(Page and application data records)
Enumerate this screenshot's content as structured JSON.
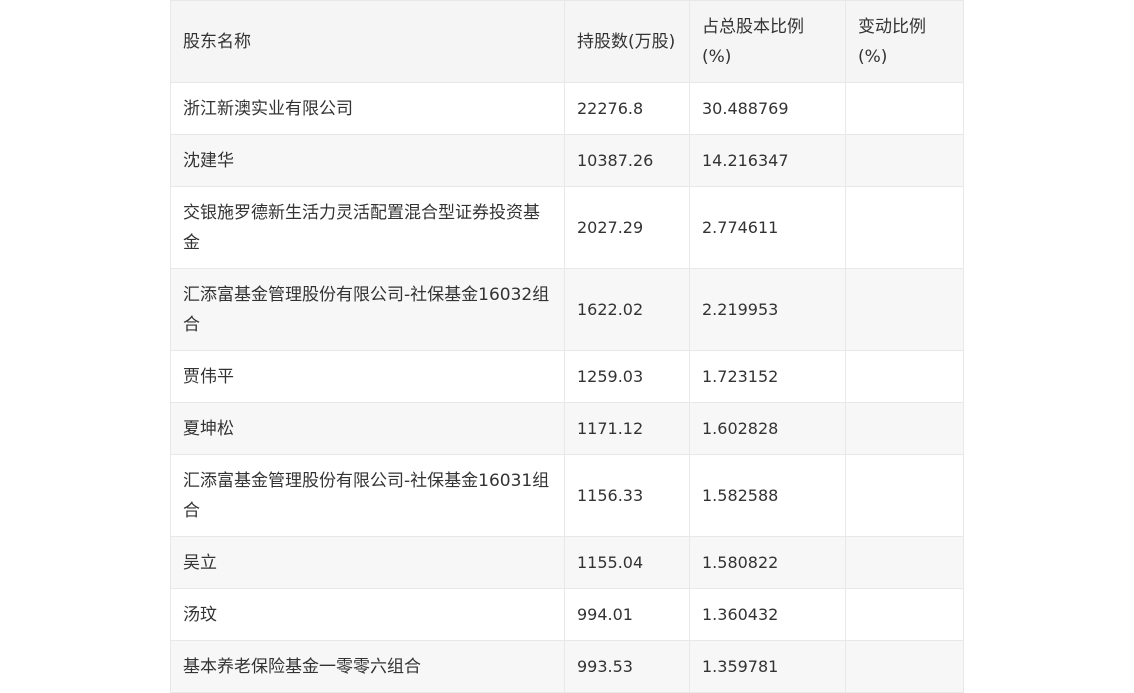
{
  "table": {
    "headers": [
      "股东名称",
      "持股数(万股)",
      "占总股本比例(%)",
      "变动比例(%)"
    ],
    "rows": [
      {
        "name": "浙江新澳实业有限公司",
        "shares": "22276.8",
        "ratio": "30.488769",
        "change": ""
      },
      {
        "name": "沈建华",
        "shares": "10387.26",
        "ratio": "14.216347",
        "change": ""
      },
      {
        "name": "交银施罗德新生活力灵活配置混合型证券投资基金",
        "shares": "2027.29",
        "ratio": "2.774611",
        "change": ""
      },
      {
        "name": "汇添富基金管理股份有限公司-社保基金16032组合",
        "shares": "1622.02",
        "ratio": "2.219953",
        "change": ""
      },
      {
        "name": "贾伟平",
        "shares": "1259.03",
        "ratio": "1.723152",
        "change": ""
      },
      {
        "name": "夏坤松",
        "shares": "1171.12",
        "ratio": "1.602828",
        "change": ""
      },
      {
        "name": "汇添富基金管理股份有限公司-社保基金16031组合",
        "shares": "1156.33",
        "ratio": "1.582588",
        "change": ""
      },
      {
        "name": "吴立",
        "shares": "1155.04",
        "ratio": "1.580822",
        "change": ""
      },
      {
        "name": "汤玟",
        "shares": "994.01",
        "ratio": "1.360432",
        "change": ""
      },
      {
        "name": "基本养老保险基金一零零六组合",
        "shares": "993.53",
        "ratio": "1.359781",
        "change": ""
      }
    ]
  }
}
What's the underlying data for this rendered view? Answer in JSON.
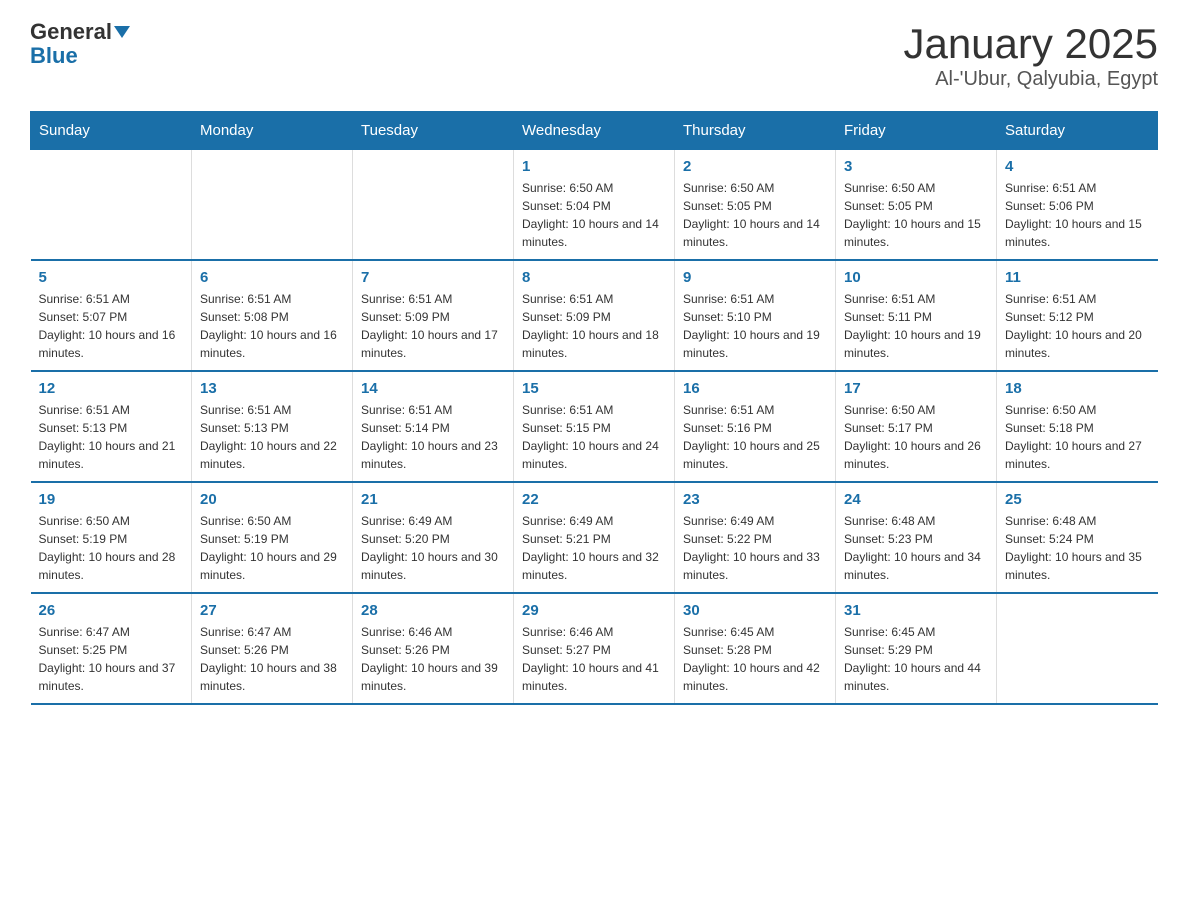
{
  "logo": {
    "general": "General",
    "blue": "Blue"
  },
  "title": "January 2025",
  "subtitle": "Al-'Ubur, Qalyubia, Egypt",
  "days_of_week": [
    "Sunday",
    "Monday",
    "Tuesday",
    "Wednesday",
    "Thursday",
    "Friday",
    "Saturday"
  ],
  "weeks": [
    [
      {
        "day": null
      },
      {
        "day": null
      },
      {
        "day": null
      },
      {
        "day": "1",
        "sunrise": "6:50 AM",
        "sunset": "5:04 PM",
        "daylight": "10 hours and 14 minutes."
      },
      {
        "day": "2",
        "sunrise": "6:50 AM",
        "sunset": "5:05 PM",
        "daylight": "10 hours and 14 minutes."
      },
      {
        "day": "3",
        "sunrise": "6:50 AM",
        "sunset": "5:05 PM",
        "daylight": "10 hours and 15 minutes."
      },
      {
        "day": "4",
        "sunrise": "6:51 AM",
        "sunset": "5:06 PM",
        "daylight": "10 hours and 15 minutes."
      }
    ],
    [
      {
        "day": "5",
        "sunrise": "6:51 AM",
        "sunset": "5:07 PM",
        "daylight": "10 hours and 16 minutes."
      },
      {
        "day": "6",
        "sunrise": "6:51 AM",
        "sunset": "5:08 PM",
        "daylight": "10 hours and 16 minutes."
      },
      {
        "day": "7",
        "sunrise": "6:51 AM",
        "sunset": "5:09 PM",
        "daylight": "10 hours and 17 minutes."
      },
      {
        "day": "8",
        "sunrise": "6:51 AM",
        "sunset": "5:09 PM",
        "daylight": "10 hours and 18 minutes."
      },
      {
        "day": "9",
        "sunrise": "6:51 AM",
        "sunset": "5:10 PM",
        "daylight": "10 hours and 19 minutes."
      },
      {
        "day": "10",
        "sunrise": "6:51 AM",
        "sunset": "5:11 PM",
        "daylight": "10 hours and 19 minutes."
      },
      {
        "day": "11",
        "sunrise": "6:51 AM",
        "sunset": "5:12 PM",
        "daylight": "10 hours and 20 minutes."
      }
    ],
    [
      {
        "day": "12",
        "sunrise": "6:51 AM",
        "sunset": "5:13 PM",
        "daylight": "10 hours and 21 minutes."
      },
      {
        "day": "13",
        "sunrise": "6:51 AM",
        "sunset": "5:13 PM",
        "daylight": "10 hours and 22 minutes."
      },
      {
        "day": "14",
        "sunrise": "6:51 AM",
        "sunset": "5:14 PM",
        "daylight": "10 hours and 23 minutes."
      },
      {
        "day": "15",
        "sunrise": "6:51 AM",
        "sunset": "5:15 PM",
        "daylight": "10 hours and 24 minutes."
      },
      {
        "day": "16",
        "sunrise": "6:51 AM",
        "sunset": "5:16 PM",
        "daylight": "10 hours and 25 minutes."
      },
      {
        "day": "17",
        "sunrise": "6:50 AM",
        "sunset": "5:17 PM",
        "daylight": "10 hours and 26 minutes."
      },
      {
        "day": "18",
        "sunrise": "6:50 AM",
        "sunset": "5:18 PM",
        "daylight": "10 hours and 27 minutes."
      }
    ],
    [
      {
        "day": "19",
        "sunrise": "6:50 AM",
        "sunset": "5:19 PM",
        "daylight": "10 hours and 28 minutes."
      },
      {
        "day": "20",
        "sunrise": "6:50 AM",
        "sunset": "5:19 PM",
        "daylight": "10 hours and 29 minutes."
      },
      {
        "day": "21",
        "sunrise": "6:49 AM",
        "sunset": "5:20 PM",
        "daylight": "10 hours and 30 minutes."
      },
      {
        "day": "22",
        "sunrise": "6:49 AM",
        "sunset": "5:21 PM",
        "daylight": "10 hours and 32 minutes."
      },
      {
        "day": "23",
        "sunrise": "6:49 AM",
        "sunset": "5:22 PM",
        "daylight": "10 hours and 33 minutes."
      },
      {
        "day": "24",
        "sunrise": "6:48 AM",
        "sunset": "5:23 PM",
        "daylight": "10 hours and 34 minutes."
      },
      {
        "day": "25",
        "sunrise": "6:48 AM",
        "sunset": "5:24 PM",
        "daylight": "10 hours and 35 minutes."
      }
    ],
    [
      {
        "day": "26",
        "sunrise": "6:47 AM",
        "sunset": "5:25 PM",
        "daylight": "10 hours and 37 minutes."
      },
      {
        "day": "27",
        "sunrise": "6:47 AM",
        "sunset": "5:26 PM",
        "daylight": "10 hours and 38 minutes."
      },
      {
        "day": "28",
        "sunrise": "6:46 AM",
        "sunset": "5:26 PM",
        "daylight": "10 hours and 39 minutes."
      },
      {
        "day": "29",
        "sunrise": "6:46 AM",
        "sunset": "5:27 PM",
        "daylight": "10 hours and 41 minutes."
      },
      {
        "day": "30",
        "sunrise": "6:45 AM",
        "sunset": "5:28 PM",
        "daylight": "10 hours and 42 minutes."
      },
      {
        "day": "31",
        "sunrise": "6:45 AM",
        "sunset": "5:29 PM",
        "daylight": "10 hours and 44 minutes."
      },
      {
        "day": null
      }
    ]
  ]
}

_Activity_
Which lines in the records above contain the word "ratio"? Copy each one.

_Exercise answer_
        "ratio": "30.488769",
        "ratio": "14.216347",
        "ratio": "2.774611",
        "ratio": "2.219953",
        "ratio": "1.723152",
        "ratio": "1.602828",
        "ratio": "1.582588",
        "ratio": "1.580822",
        "ratio": "1.360432",
        "ratio": "1.359781",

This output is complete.